NASA is Ready to Study the Heart of Mars
NASA is about to go on a journey to study the center of Mars.
The space agency held a news conference recently at its Jet Propulsion Laboratory in Pasadena, California, detailing the next mission to the Red Planet.
InSight — short for Interior Exploration using Seismic Investigations, Geodesy and Heat Transport — is a stationary lander scheduled to launch as early as May 5. It will be the first mission ever dedicated to Mars’ deep interior, and the first NASA mission since the Apollo moon landings to place a seismometer on the soil of another planet.
For JPL’s Bruce Banerdt, it’s also a labor of love.

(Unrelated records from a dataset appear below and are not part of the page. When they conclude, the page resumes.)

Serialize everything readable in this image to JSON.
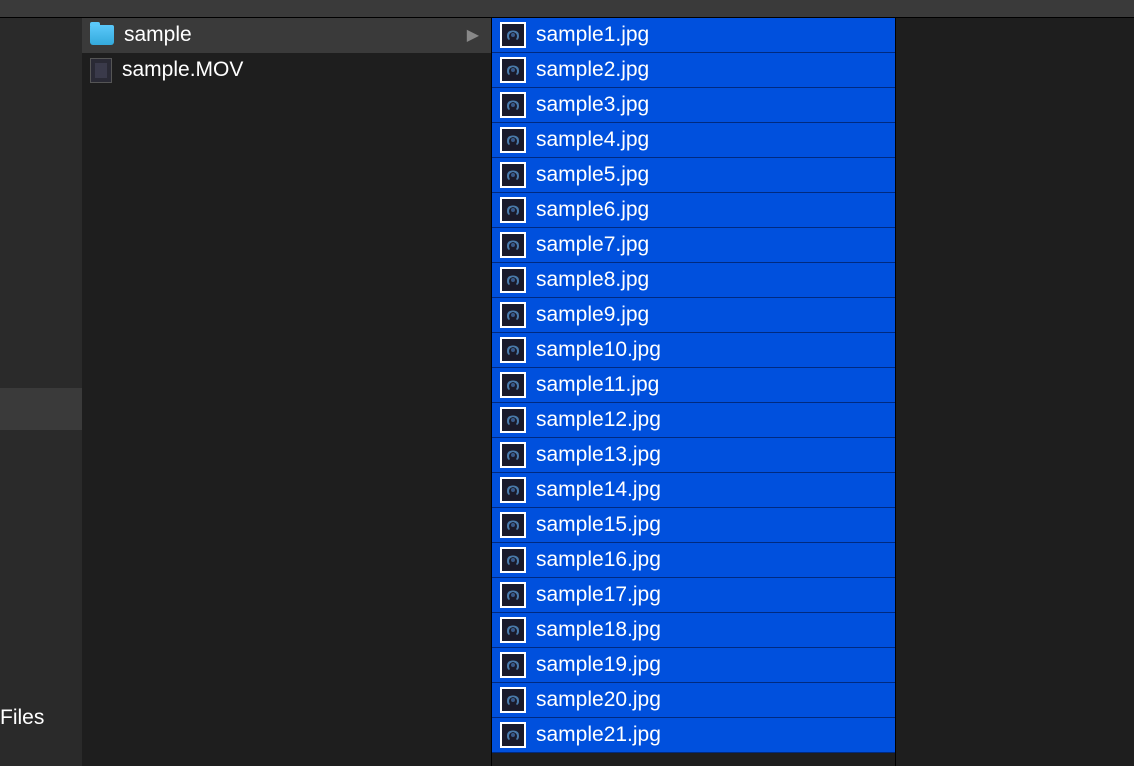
{
  "sidebar": {
    "files_label": "Files"
  },
  "column1": {
    "items": [
      {
        "type": "folder",
        "label": "sample",
        "selected": true,
        "has_children": true
      },
      {
        "type": "mov",
        "label": "sample.MOV",
        "selected": false,
        "has_children": false
      }
    ]
  },
  "column2": {
    "items": [
      {
        "label": "sample1.jpg"
      },
      {
        "label": "sample2.jpg"
      },
      {
        "label": "sample3.jpg"
      },
      {
        "label": "sample4.jpg"
      },
      {
        "label": "sample5.jpg"
      },
      {
        "label": "sample6.jpg"
      },
      {
        "label": "sample7.jpg"
      },
      {
        "label": "sample8.jpg"
      },
      {
        "label": "sample9.jpg"
      },
      {
        "label": "sample10.jpg"
      },
      {
        "label": "sample11.jpg"
      },
      {
        "label": "sample12.jpg"
      },
      {
        "label": "sample13.jpg"
      },
      {
        "label": "sample14.jpg"
      },
      {
        "label": "sample15.jpg"
      },
      {
        "label": "sample16.jpg"
      },
      {
        "label": "sample17.jpg"
      },
      {
        "label": "sample18.jpg"
      },
      {
        "label": "sample19.jpg"
      },
      {
        "label": "sample20.jpg"
      },
      {
        "label": "sample21.jpg"
      }
    ]
  }
}
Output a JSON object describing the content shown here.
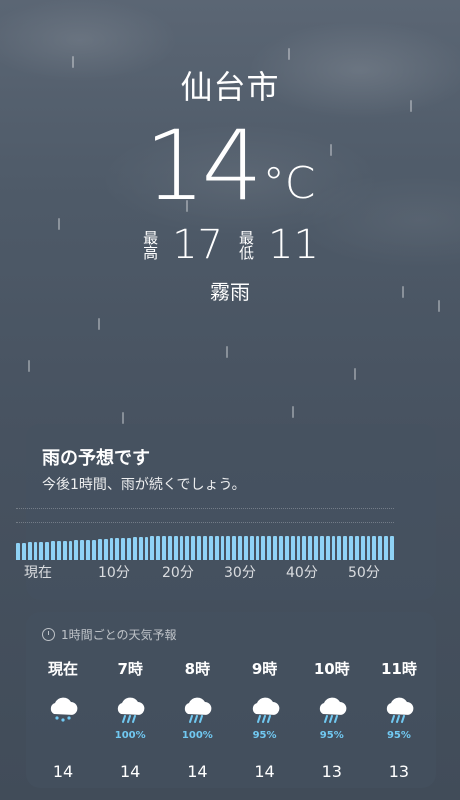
{
  "location": {
    "city": "仙台市",
    "temperature": "14",
    "unit": "°C",
    "high_label": "最高",
    "high": "17",
    "low_label": "最低",
    "low": "11",
    "condition": "霧雨"
  },
  "rain_card": {
    "title": "雨の予想です",
    "subtitle": "今後1時間、雨が続くでしょう。",
    "axis_labels": [
      "現在",
      "10分",
      "20分",
      "30分",
      "40分",
      "50分"
    ],
    "bar_color": "#8fd2f5",
    "intensity": [
      0.52,
      0.52,
      0.54,
      0.54,
      0.55,
      0.55,
      0.57,
      0.57,
      0.58,
      0.58,
      0.6,
      0.6,
      0.62,
      0.62,
      0.64,
      0.64,
      0.66,
      0.66,
      0.68,
      0.68,
      0.7,
      0.7,
      0.7,
      0.72,
      0.72,
      0.72,
      0.72,
      0.72,
      0.72,
      0.72,
      0.72,
      0.72,
      0.72,
      0.72,
      0.72,
      0.72,
      0.72,
      0.72,
      0.72,
      0.72,
      0.72,
      0.72,
      0.72,
      0.72,
      0.72,
      0.72,
      0.72,
      0.72,
      0.72,
      0.72,
      0.72,
      0.72,
      0.72,
      0.72,
      0.72,
      0.72,
      0.72,
      0.72,
      0.72,
      0.72,
      0.72,
      0.72,
      0.72,
      0.72,
      0.72
    ]
  },
  "hourly_card": {
    "title": "1時間ごとの天気予報",
    "pct_color": "#71c9f2",
    "hours": [
      {
        "label": "現在",
        "icon": "drizzle-cloud-icon",
        "pct": "",
        "temp": "14"
      },
      {
        "label": "7時",
        "icon": "rain-cloud-icon",
        "pct": "100%",
        "temp": "14"
      },
      {
        "label": "8時",
        "icon": "rain-cloud-icon",
        "pct": "100%",
        "temp": "14"
      },
      {
        "label": "9時",
        "icon": "rain-cloud-icon",
        "pct": "95%",
        "temp": "14"
      },
      {
        "label": "10時",
        "icon": "rain-cloud-icon",
        "pct": "95%",
        "temp": "13"
      },
      {
        "label": "11時",
        "icon": "rain-cloud-icon",
        "pct": "95%",
        "temp": "13"
      }
    ]
  }
}
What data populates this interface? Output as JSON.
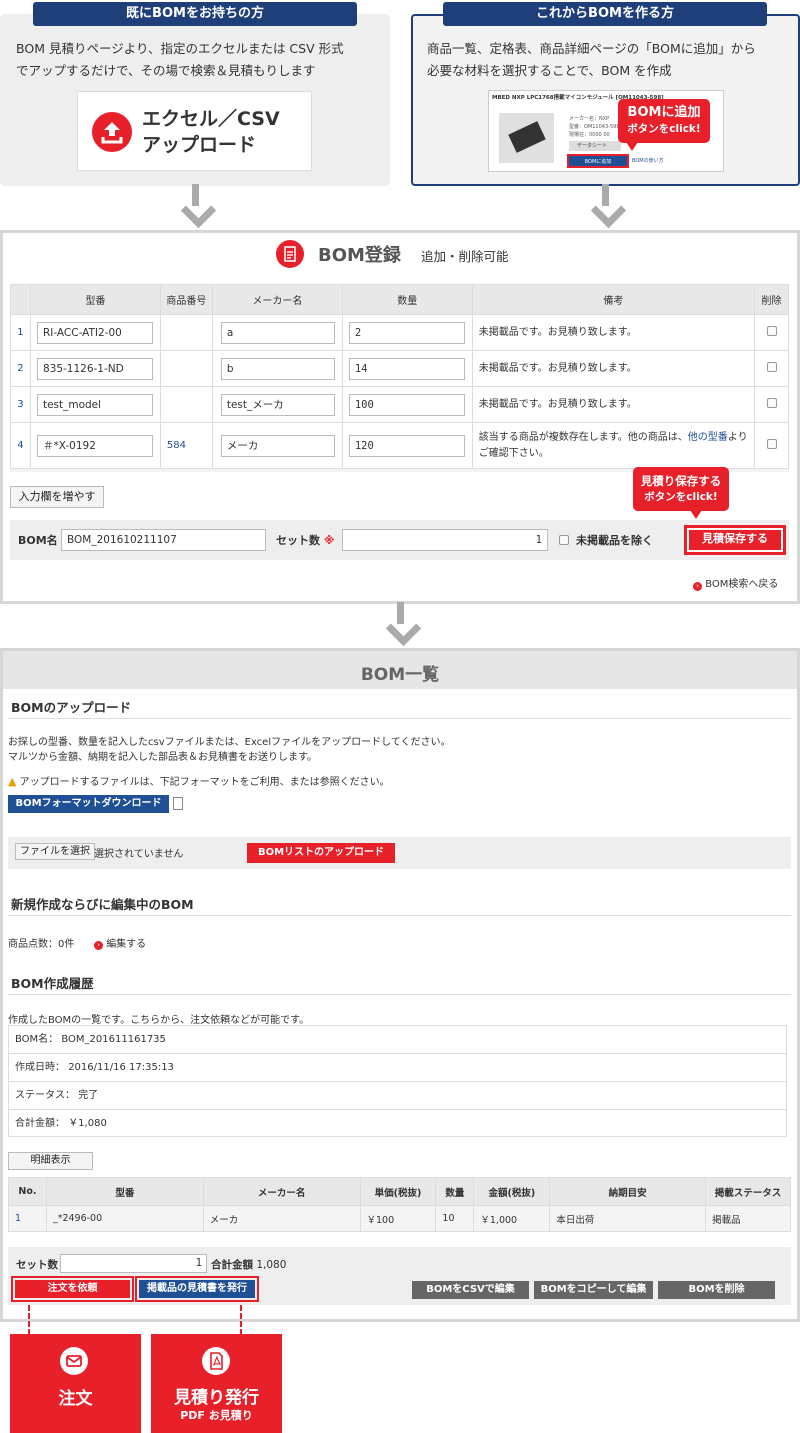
{
  "top_left": {
    "tab": "既にBOMをお持ちの方",
    "desc1": "BOM 見積りページより、指定のエクセルまたは CSV 形式",
    "desc2": "でアップするだけで、その場で検索＆見積もりします",
    "upload_line1": "エクセル／CSV",
    "upload_line2": "アップロード"
  },
  "top_right": {
    "tab": "これからBOMを作る方",
    "desc1": "商品一覧、定格表、商品詳細ページの「BOMに追加」から",
    "desc2": "必要な材料を選択することで、BOM を作成",
    "shot_title": "MBED NXP LPC1768搭載マイコンモジュール [OM11043-598]",
    "shot_maker": "メーカー名：NXP",
    "shot_model": "型番：OM11043-598",
    "shot_stock": "現場在：0000 00",
    "shot_datasheet": "データシート",
    "shot_add": "BOMに追加",
    "shot_howto": "BOMの使い方",
    "callout1": "BOMに追加",
    "callout2": "ボタンをclick!"
  },
  "bom_register": {
    "title": "BOM登録",
    "subtitle": "追加・削除可能",
    "columns": [
      "型番",
      "商品番号",
      "メーカー名",
      "数量",
      "備考",
      "削除"
    ],
    "rows": [
      {
        "no": "1",
        "model": "RI-ACC-ATI2-00",
        "product_no": "",
        "maker": "a",
        "qty": "2",
        "note1": "未掲載品です。お見積り致します。",
        "note2": "",
        "link": "",
        "note_after": ""
      },
      {
        "no": "2",
        "model": "835-1126-1-ND",
        "product_no": "",
        "maker": "b",
        "qty": "14",
        "note1": "未掲載品です。お見積り致します。",
        "note2": "",
        "link": "",
        "note_after": ""
      },
      {
        "no": "3",
        "model": "test_model",
        "product_no": "",
        "maker": "test_メーカ",
        "qty": "100",
        "note1": "未掲載品です。お見積り致します。",
        "note2": "",
        "link": "",
        "note_after": ""
      },
      {
        "no": "4",
        "model": "＃*X-0192",
        "product_no": "584",
        "maker": "メーカ",
        "qty": "120",
        "note1": "該当する商品が複数存在します。他の商品は、",
        "link": "他の型番",
        "note_after": "より",
        "note2": "ご確認下さい。"
      }
    ],
    "add_rows_button": "入力欄を増やす",
    "bom_name_label": "BOM名",
    "bom_name_value": "BOM_201610211107",
    "set_label": "セット数",
    "set_required": "※",
    "set_value": "1",
    "exclude_label": "未掲載品を除く",
    "save_button": "見積保存する",
    "callout1": "見積り保存する",
    "callout2": "ボタンをclick!",
    "back_link": "BOM検索へ戻る"
  },
  "bom_list": {
    "title": "BOM一覧",
    "upload_title": "BOMのアップロード",
    "upload_desc1": "お探しの型番、数量を記入したcsvファイルまたは、Excelファイルをアップロードしてください。",
    "upload_desc2": "マルツから金額、納期を記入した部品表＆お見積書をお送りします。",
    "warning": "アップロードするファイルは、下記フォーマットをご利用、または参照ください。",
    "format_button": "BOMフォーマットダウンロード",
    "file_button": "ファイルを選択",
    "file_status": "選択されていません",
    "upload_button": "BOMリストのアップロード",
    "editing_title": "新規作成ならびに編集中のBOM",
    "item_count": "商品点数：0件",
    "edit_link": "編集する",
    "history_title": "BOM作成履歴",
    "history_desc": "作成したBOMの一覧です。こちらから、注文依頼などが可能です。",
    "info": [
      {
        "label": "BOM名",
        "value": "BOM_201611161735"
      },
      {
        "label": "作成日時",
        "value": "2016/11/16 17:35:13"
      },
      {
        "label": "ステータス",
        "value": "完了"
      },
      {
        "label": "合計金額",
        "value": "￥1,080"
      }
    ],
    "detail_button": "明細表示",
    "columns": [
      "No.",
      "型番",
      "メーカー名",
      "単価(税抜)",
      "数量",
      "金額(税抜)",
      "納期目安",
      "掲載ステータス"
    ],
    "rows": [
      {
        "no": "1",
        "model": "_*2496-00",
        "maker": "メーカ",
        "unit": "￥100",
        "qty": "10",
        "amount": "￥1,000",
        "delivery": "本日出荷",
        "status": "掲載品"
      }
    ],
    "set_label": "セット数",
    "set_value": "1",
    "total_label": "合計金額",
    "total_value": "1,080",
    "order_button": "注文を依頼",
    "quote_button": "掲載品の見積書を発行",
    "csv_edit_button": "BOMをCSVで編集",
    "copy_edit_button": "BOMをコピーして編集",
    "delete_button": "BOMを削除"
  },
  "bottom": {
    "order_label": "注文",
    "quote_label": "見積り発行",
    "quote_sub": "PDF お見積り"
  }
}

Banerdt, InSight’s principal investigator, has worked for more than 25 years to make the mission a reality.
“In some ways InSight is like a scientific time machine that will bring back information about the earliest stages of Mars’ formation four-and-a-half billion years ago,” Banerdt said. “It will help us learn how rocky bodies form, including Earth, its moon and even planets in other solar systems.”
Scientists hope that by detecting marsquakes and other phenomena inside the planet, InSight can better understand how Mars formed. InSight carries a suite of sensitive instruments to gather these data; unlike a rover mission, they require a spacecraft that sits still and carefully places its instruments on the Martian surface.
NASA isn’t the only agency excited about the mission. Several European partners contributed instruments, or instrument components, for the InSight mission. For example, France’s Centre National d’Études Spatiales (CNES) led a multinational team that built an ultra-sensitive seismometer for detecting marsquakes. The German Aerospace Center (DLR) developed a thermal probe that can bury itself up to 16 feet (5 meters) underground and measure heat flowing from inside the planet.
“InSight is a truly international space mission,” said Project Manager Tom Hoffman of JPL. “Our partners have delivered incredibly capable instruments that will make it possible to gather unique science after we land.”
Looking deep into Mars will let scientists understand how different its crust, mantle and core are from their counterparts on Earth. In a sense, Mars is the exoplanet next door: a nearby example of how gas, dust and heat combine and arrange themselves into a planet.
InSight is currently at Vandenberg Air Force Base in California undergoing final preparation before launch. On Wednesday, it completed what’s known as a spin test: the entire spacecraft is rotated at high speeds to confirm its center of gravity.
That’s critical for its entry, descent and landing on Mars in November, Hoffman said. In the next month, the spacecraft will be mounted to its rocket, connections between them will be checked, and the launch team will go through a final training.
“This next month will be exciting,” Banerdt said. “We’ve got some final work to do, but we’re almost ready to go to Mars.”